Front teeth are also quite mobile and move around during treatment, which makes root canal treatment more challenging. Sometimes it is impossible to get a good seal on the tooth after treatment due to this mobility since the gutta percha, or filling material, doesn’t stay where you put it. The movement of these teeth also makes it harder to clean out all of the infection in the root canals since you may miss some areas because of the motion of the tooth.

The success rate for root canal therapy on front teeth is about 80 percent if done correctly with a post-core build up. In some cases, it is better not to do this procedure, as there is a risk that it will fail and lead to more extensive damage. In these cases, extraction and replacement with an implant or bridge would be recommended.

There is not an easy answer to this question. If the tooth is discolored and has a good root canal, it can be treated with a veneer.

If the tooth has had a root canal, it may need a crown because many of the front teeth are only 1mm thick.

I would get a second opinion from another dentist and ask for their recommendation.

Root canal treatment is a very successful treatment modality.

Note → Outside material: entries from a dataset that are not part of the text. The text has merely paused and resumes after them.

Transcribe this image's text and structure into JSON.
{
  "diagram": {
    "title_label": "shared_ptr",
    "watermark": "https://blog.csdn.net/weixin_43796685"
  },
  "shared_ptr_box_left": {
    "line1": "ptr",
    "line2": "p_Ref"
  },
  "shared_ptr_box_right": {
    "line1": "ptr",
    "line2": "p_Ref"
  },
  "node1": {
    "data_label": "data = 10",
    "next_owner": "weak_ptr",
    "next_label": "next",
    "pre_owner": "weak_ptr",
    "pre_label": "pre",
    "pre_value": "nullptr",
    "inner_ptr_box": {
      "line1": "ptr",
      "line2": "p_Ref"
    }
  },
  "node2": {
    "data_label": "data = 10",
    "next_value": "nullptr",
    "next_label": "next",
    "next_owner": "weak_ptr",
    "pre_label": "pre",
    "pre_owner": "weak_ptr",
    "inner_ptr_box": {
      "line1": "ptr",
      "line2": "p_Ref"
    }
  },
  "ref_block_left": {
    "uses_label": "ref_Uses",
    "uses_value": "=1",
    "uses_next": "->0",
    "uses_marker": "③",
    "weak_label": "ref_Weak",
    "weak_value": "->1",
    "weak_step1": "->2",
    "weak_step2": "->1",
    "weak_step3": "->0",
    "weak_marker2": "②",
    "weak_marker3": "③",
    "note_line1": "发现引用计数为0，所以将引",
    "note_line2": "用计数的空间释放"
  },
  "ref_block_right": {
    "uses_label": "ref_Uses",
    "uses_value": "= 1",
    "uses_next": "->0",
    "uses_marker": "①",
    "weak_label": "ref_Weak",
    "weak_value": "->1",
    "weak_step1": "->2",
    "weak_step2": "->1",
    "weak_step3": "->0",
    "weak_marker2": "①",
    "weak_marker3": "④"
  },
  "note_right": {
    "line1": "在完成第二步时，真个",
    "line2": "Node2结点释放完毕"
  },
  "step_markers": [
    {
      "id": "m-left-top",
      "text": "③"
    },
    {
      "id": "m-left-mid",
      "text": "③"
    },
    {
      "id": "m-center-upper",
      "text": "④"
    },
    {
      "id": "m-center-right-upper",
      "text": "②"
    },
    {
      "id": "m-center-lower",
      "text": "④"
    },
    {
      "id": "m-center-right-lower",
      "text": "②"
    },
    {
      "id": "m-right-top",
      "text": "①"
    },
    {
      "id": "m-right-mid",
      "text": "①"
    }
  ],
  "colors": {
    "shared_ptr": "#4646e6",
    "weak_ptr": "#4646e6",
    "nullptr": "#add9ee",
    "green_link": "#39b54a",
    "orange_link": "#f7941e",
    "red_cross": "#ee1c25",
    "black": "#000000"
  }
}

It involves the removal of the infected nerve tissue from within the tooth. Your dentist will place a temporary filling in the tooth, and your dentist will refer you to an endodontist for root canal treatment. The root canal procedure involves numbing the tooth with local anesthetic, opening the tooth via access preparation and removing the diseased nerve tissue from within the root canals. The root canals are then cleaned and filled with a rubber-like material called gutta percha. The tooth is then restored with a crown to restore it to full function and aesthetics.

If there is not enough healthy structure remaining after removing the nerve, or if there are factors that would affect the longevity of root canal therapy (such as poor access, long narrow canals or poor bone support), your dentist may recommend extraction instead of root canal therapy.

On the whole, root canals are very successful, but that doesn’t mean they’re 100% reliable. If a tooth is severely damaged or broken down, or if there are several roots, it may be difficult to properly clean the canals. In some cases, teeth that have had root canal treatment need to be retreated if the infection returns.

In addition to the technical challenges presented by a root canal procedure, there’s also the issue of restoring your tooth with a crown. If your bite hasn’t been properly adjusted, or if your dentist didn’t place enough space for your crown to fit over your tooth and still allow you to chew properly, then you may experience problems with pain or excess wear.

Root Canal Treatment is a very successful procedure and saves millions of teeth every year. Although not 100% guaranteed, it has a success rate of 90- 95%. The root canal treatment is necessary when the nerve (pulp) in the tooth becomes infected.

If tooth decay or dental trauma causes this infection and it is left untreated, the infection can spread and cause an abscess at the end of the root. This can lead to bone loss around the root ends of the tooth which may cause some loose teeth.

Once a tooth has had root canal treatment, it may become brittle and more prone to breaking. For this reason, we recommend that all our patients have a crown fitted on their root-treated teeth to protect them from breaking.